Records from a collection:
====================
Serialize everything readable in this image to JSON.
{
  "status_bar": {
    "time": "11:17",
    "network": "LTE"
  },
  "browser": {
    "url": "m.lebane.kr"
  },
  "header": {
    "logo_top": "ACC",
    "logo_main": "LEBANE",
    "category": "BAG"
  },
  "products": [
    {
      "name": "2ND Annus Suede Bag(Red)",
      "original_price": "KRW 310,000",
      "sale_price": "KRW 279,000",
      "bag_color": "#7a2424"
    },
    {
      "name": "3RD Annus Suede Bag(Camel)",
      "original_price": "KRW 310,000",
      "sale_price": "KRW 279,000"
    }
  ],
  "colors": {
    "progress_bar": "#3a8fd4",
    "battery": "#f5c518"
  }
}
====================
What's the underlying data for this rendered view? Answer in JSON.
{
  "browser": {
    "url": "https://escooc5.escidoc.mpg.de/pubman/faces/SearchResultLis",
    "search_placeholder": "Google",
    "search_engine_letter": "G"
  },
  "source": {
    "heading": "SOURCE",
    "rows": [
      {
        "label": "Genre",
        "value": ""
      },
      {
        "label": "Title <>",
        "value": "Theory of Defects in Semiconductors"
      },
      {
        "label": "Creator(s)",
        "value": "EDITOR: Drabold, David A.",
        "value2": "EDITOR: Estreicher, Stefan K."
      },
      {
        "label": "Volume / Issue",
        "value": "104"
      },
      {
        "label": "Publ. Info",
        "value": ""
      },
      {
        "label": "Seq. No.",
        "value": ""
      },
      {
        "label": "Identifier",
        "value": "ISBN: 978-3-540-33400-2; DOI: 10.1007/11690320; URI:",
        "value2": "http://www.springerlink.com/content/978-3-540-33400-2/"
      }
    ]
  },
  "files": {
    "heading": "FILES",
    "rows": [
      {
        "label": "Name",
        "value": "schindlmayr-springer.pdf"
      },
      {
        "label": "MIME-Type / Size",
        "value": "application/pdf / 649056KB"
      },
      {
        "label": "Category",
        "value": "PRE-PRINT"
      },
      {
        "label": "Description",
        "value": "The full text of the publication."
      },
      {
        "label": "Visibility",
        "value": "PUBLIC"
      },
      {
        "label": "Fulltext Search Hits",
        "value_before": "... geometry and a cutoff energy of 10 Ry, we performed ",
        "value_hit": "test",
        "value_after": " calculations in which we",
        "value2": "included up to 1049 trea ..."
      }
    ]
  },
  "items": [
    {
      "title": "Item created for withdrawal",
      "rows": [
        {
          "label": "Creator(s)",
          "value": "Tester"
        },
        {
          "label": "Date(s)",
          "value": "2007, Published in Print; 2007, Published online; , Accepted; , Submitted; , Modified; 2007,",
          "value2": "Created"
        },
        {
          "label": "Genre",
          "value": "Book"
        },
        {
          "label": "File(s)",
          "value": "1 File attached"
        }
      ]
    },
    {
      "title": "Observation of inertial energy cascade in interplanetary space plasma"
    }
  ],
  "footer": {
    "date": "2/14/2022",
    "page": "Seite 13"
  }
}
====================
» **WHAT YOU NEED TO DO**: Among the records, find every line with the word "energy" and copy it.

» **TASK ANSWER**:
        "value_before": "... geometry and a cutoff energy of 10 Ry, we performed ",
      "title": "Observation of inertial energy cascade in interplanetary space plasma"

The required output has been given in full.